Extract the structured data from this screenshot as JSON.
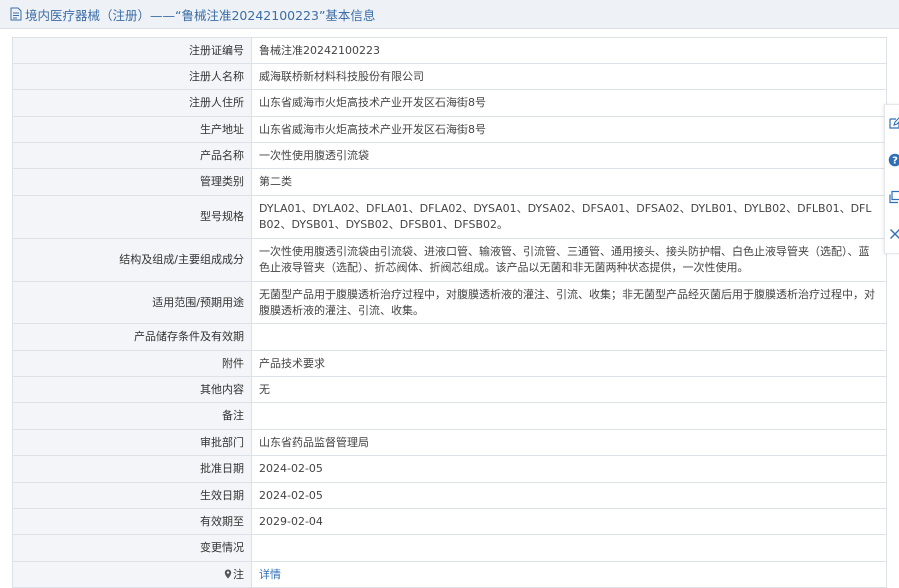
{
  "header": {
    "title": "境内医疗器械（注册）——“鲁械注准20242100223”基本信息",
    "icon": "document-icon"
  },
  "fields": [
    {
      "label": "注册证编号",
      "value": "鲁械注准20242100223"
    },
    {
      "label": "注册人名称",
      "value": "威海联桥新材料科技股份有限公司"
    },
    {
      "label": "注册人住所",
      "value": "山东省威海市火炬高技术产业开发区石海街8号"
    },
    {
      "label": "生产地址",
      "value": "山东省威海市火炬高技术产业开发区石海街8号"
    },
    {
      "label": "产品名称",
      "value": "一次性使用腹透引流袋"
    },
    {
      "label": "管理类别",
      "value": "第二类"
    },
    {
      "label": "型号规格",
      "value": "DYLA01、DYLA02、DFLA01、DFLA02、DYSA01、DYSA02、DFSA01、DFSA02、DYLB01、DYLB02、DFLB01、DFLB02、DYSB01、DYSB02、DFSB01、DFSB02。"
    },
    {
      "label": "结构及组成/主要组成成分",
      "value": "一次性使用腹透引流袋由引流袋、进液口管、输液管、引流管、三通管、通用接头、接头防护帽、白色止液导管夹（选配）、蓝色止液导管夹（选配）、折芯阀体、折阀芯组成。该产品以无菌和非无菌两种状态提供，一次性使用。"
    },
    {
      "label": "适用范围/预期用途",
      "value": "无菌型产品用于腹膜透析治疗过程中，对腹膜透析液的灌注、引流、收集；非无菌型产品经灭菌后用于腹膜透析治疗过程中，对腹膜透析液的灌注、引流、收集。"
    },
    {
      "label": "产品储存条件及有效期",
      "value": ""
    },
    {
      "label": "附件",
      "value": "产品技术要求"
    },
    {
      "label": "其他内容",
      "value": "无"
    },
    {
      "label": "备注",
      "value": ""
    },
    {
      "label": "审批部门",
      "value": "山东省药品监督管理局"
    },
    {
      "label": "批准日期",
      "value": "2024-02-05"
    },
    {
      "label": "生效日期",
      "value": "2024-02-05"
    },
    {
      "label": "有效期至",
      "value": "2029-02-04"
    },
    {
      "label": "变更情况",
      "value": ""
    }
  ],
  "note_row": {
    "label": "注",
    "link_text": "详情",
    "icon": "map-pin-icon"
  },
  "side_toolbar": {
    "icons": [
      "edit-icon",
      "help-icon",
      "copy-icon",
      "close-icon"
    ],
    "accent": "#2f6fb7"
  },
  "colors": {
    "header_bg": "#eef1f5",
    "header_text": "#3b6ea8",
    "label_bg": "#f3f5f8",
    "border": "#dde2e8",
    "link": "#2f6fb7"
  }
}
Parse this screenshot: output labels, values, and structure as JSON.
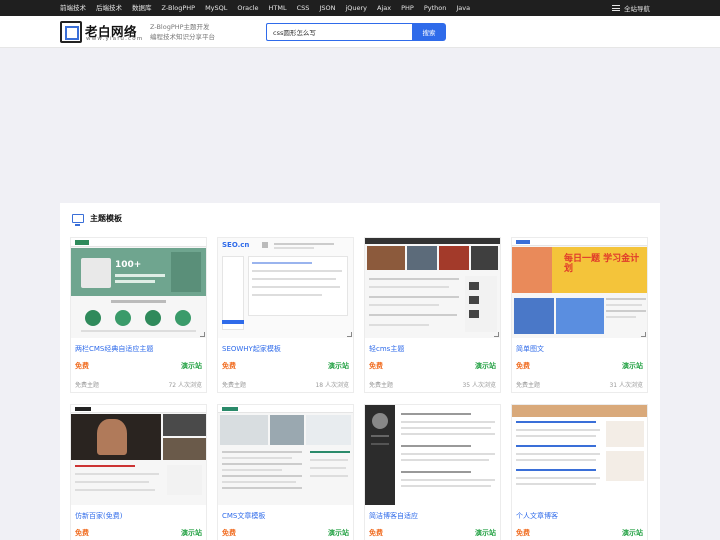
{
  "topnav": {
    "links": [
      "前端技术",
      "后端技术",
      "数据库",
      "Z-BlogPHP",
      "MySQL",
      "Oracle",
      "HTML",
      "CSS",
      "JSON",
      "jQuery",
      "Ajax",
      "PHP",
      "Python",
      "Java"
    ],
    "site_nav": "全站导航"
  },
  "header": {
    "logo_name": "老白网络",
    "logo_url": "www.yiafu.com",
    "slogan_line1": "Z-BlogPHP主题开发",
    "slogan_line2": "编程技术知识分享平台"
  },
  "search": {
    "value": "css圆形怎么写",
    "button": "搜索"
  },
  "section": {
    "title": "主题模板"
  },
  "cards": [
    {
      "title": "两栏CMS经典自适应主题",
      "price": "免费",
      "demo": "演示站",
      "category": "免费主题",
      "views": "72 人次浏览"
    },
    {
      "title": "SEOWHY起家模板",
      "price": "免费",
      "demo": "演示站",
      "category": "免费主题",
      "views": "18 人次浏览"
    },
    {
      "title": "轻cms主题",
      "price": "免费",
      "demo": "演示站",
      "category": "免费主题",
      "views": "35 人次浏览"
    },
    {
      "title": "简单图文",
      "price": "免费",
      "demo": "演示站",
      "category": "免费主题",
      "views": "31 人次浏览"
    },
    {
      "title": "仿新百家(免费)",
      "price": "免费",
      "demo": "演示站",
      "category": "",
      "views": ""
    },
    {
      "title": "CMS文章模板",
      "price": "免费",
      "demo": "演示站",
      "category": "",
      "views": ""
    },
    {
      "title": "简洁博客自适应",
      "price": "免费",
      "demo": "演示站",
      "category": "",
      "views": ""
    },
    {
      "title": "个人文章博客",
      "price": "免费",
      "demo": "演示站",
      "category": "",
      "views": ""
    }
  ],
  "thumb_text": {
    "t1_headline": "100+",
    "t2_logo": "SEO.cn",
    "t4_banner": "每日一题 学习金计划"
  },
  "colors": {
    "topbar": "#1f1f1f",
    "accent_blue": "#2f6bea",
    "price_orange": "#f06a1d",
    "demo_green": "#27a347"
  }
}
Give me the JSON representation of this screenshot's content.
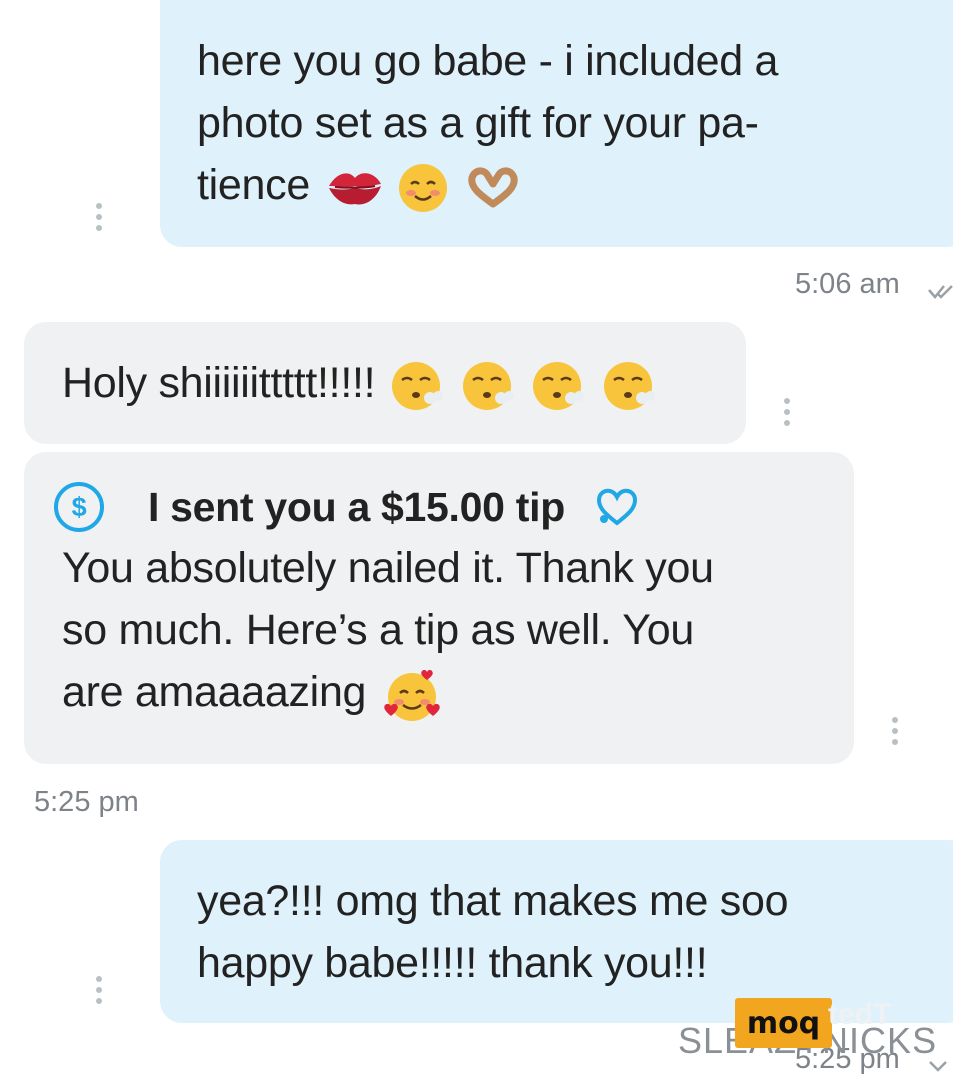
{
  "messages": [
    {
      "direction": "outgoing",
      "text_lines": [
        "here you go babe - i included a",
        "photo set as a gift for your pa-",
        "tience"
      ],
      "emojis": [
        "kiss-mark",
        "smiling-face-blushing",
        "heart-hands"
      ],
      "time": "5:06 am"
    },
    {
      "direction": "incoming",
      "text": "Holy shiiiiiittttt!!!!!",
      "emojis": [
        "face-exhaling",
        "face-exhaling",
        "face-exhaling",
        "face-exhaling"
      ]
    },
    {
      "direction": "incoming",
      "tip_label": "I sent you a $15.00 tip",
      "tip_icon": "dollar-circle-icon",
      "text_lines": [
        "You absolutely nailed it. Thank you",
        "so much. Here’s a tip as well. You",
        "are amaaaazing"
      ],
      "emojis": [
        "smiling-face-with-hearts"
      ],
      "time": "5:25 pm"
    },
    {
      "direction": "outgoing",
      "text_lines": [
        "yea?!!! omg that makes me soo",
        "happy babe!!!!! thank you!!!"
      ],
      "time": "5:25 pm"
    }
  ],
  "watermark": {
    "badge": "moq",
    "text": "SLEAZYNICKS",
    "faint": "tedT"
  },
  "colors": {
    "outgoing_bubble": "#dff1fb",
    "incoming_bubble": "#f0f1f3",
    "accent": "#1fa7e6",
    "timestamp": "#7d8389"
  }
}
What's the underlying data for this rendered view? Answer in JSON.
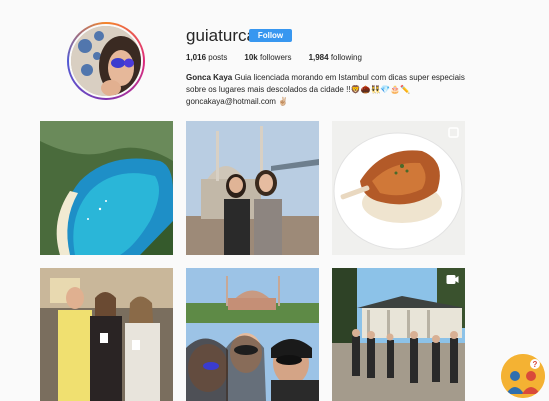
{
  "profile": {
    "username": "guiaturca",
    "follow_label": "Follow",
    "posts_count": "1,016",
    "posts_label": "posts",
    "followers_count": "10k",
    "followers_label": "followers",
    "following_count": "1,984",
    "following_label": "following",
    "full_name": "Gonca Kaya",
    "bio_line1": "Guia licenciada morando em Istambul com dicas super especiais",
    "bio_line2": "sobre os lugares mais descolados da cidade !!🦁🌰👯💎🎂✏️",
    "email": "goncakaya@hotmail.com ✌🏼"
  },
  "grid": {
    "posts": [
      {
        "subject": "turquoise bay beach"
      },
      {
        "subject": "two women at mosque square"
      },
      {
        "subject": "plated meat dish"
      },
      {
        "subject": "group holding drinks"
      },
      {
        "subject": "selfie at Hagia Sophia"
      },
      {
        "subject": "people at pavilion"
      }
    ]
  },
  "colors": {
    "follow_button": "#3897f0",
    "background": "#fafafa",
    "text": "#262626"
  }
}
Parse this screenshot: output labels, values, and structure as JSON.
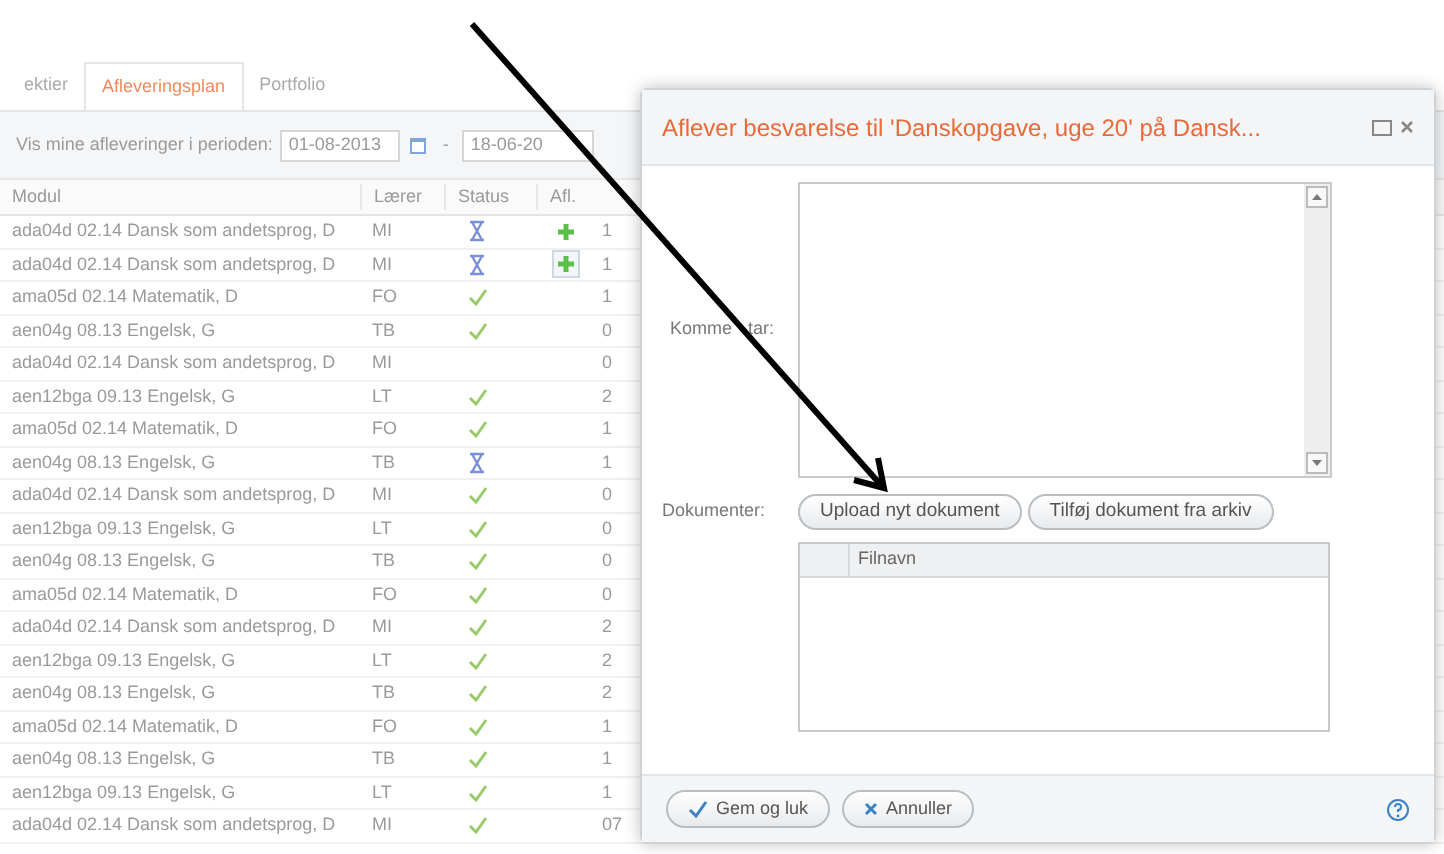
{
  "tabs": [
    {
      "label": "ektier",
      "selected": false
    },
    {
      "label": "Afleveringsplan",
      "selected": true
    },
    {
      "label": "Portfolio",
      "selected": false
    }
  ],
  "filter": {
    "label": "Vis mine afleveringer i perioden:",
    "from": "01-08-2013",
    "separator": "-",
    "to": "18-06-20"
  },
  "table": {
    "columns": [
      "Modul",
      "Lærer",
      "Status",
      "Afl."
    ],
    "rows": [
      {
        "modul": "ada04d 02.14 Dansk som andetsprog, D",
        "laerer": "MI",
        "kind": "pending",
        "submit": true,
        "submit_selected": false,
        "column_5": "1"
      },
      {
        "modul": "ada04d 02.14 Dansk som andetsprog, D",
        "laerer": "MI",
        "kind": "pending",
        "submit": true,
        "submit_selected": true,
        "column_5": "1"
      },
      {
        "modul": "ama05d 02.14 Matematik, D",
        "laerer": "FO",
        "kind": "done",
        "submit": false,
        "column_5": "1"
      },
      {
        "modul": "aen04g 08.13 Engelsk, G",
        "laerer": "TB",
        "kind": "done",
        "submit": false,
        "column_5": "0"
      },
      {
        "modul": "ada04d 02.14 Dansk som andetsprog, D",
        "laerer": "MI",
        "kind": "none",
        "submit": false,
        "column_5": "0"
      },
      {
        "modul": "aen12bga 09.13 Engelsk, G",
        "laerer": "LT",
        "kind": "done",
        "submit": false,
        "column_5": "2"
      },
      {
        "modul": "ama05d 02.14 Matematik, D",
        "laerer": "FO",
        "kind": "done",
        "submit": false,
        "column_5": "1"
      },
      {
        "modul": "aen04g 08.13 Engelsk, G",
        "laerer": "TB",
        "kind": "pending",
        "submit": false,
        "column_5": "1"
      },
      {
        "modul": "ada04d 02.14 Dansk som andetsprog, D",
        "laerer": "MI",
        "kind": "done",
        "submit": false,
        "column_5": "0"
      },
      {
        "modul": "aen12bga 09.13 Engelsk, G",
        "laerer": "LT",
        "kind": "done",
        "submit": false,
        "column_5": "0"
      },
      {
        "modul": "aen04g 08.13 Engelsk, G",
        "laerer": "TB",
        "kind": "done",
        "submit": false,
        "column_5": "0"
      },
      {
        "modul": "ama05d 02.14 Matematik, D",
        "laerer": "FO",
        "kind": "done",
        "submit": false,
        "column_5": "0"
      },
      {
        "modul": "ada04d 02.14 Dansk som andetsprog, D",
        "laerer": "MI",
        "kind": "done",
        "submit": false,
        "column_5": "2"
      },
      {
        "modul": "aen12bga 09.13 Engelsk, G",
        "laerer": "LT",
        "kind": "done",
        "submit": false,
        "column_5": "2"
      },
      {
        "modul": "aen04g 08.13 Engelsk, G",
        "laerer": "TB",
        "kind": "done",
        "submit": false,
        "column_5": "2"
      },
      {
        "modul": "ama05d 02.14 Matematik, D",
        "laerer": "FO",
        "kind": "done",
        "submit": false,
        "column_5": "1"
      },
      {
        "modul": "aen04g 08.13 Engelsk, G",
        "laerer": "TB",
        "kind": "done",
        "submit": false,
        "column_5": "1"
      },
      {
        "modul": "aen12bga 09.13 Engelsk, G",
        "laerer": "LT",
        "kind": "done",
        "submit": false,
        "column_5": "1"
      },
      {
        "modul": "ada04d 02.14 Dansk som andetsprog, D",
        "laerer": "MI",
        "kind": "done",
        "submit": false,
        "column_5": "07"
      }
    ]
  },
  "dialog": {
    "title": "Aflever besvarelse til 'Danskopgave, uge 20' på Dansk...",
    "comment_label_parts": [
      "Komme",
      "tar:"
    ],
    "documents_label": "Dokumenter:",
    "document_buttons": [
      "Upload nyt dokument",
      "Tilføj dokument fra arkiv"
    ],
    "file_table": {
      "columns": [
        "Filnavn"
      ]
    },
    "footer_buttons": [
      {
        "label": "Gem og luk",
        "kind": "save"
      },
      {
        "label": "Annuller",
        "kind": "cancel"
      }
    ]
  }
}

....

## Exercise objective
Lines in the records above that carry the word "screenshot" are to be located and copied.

## Task answer
Extract the structured data from this screenshot as JSON.
Parse this screenshot: output labels, values, and structure as JSON.
Give me the JSON representation of this screenshot's content.
Parse this screenshot: output labels, values, and structure as JSON.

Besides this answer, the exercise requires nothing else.